It is not an easy task to talk about a topic like Europe’s justice deficit. As the book we are going to discuss is on Europe and edited by lawyers, I should feel comfortable. But it has such an enormous range. It addresses Europe as a whole in a perspective which is both under-theorised and under-discussed. Via a question mark, authored by Gráinne de Búrca, it invites the commentator to reflect on the sense of the whole project. Readers are asked to embark upon practical philosophy, political theory, the whole rhapsody of “law-and” studies. Dimitry Kochenov, to name just one further culprit, leads his readers beyond philosophical models, while others warn against “agonising over a finely tuned theory of justice (Sionaidh Douglas-Scott). From all this, it follows that I feel compelled to construct a story of my own, one which cannot be the tale of an impartial spectator. My account will depart from a tension inherent to the project, and I will submit three groups of observations:
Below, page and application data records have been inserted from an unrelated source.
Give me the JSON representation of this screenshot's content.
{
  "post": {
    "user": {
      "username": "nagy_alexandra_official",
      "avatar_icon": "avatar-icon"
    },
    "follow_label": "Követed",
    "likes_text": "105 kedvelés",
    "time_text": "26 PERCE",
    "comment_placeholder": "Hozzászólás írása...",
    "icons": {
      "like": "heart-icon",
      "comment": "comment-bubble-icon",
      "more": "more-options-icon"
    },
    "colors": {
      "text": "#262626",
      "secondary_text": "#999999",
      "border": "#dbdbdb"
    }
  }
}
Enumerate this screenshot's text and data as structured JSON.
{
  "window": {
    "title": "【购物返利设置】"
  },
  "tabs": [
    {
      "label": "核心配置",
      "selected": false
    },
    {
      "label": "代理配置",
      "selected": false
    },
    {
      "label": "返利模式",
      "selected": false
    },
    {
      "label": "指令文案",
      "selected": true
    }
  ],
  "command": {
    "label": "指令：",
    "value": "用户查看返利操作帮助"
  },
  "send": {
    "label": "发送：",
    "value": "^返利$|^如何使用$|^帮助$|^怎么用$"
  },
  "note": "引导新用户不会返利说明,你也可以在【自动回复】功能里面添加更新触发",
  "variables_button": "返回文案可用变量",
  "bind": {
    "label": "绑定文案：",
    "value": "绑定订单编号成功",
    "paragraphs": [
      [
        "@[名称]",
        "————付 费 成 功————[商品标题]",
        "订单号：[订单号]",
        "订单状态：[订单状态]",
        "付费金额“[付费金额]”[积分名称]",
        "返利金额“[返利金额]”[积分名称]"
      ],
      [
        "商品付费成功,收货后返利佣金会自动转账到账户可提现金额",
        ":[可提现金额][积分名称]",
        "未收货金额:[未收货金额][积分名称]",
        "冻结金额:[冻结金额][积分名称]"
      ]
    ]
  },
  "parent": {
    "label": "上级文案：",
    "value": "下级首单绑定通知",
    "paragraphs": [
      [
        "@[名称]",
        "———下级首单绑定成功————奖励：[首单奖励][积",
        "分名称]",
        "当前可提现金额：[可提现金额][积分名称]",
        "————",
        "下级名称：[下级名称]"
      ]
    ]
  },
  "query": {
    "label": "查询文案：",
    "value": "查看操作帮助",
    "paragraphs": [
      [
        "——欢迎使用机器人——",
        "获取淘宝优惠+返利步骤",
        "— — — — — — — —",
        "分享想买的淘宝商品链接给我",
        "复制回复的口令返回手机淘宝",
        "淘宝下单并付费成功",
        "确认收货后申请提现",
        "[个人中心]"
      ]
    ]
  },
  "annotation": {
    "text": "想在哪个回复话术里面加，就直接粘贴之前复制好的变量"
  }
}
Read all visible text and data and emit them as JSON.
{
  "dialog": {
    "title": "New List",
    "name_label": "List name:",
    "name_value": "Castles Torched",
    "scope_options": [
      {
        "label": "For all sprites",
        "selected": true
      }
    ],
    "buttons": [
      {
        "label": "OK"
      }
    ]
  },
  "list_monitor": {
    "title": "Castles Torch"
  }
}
The first one will deal with what we have experienced about the nature of “the economic”; with the use of this notion, I wish to insinuate an analogy to what we associate with “the social”; namely, the social embeddedness of the economy as Polanyians frame this concern.
The following observations are concerned with the distinction between justice within consolidated polities and justice between such polities. This is a distinction of which legal scholarship became aware thanks to Magister Aldricus of Bologna at the end of the 12th century. Aldricus wondered which law should govern in cases with links to different jurisdictions.
The third part of my story – and a concluding remark – will ask, first, whether a synthesis of both concerns, i.e., of domestic and inter-European justice, is conceivable in principle — and then whether it is still available ...Zum vollständigen Artikel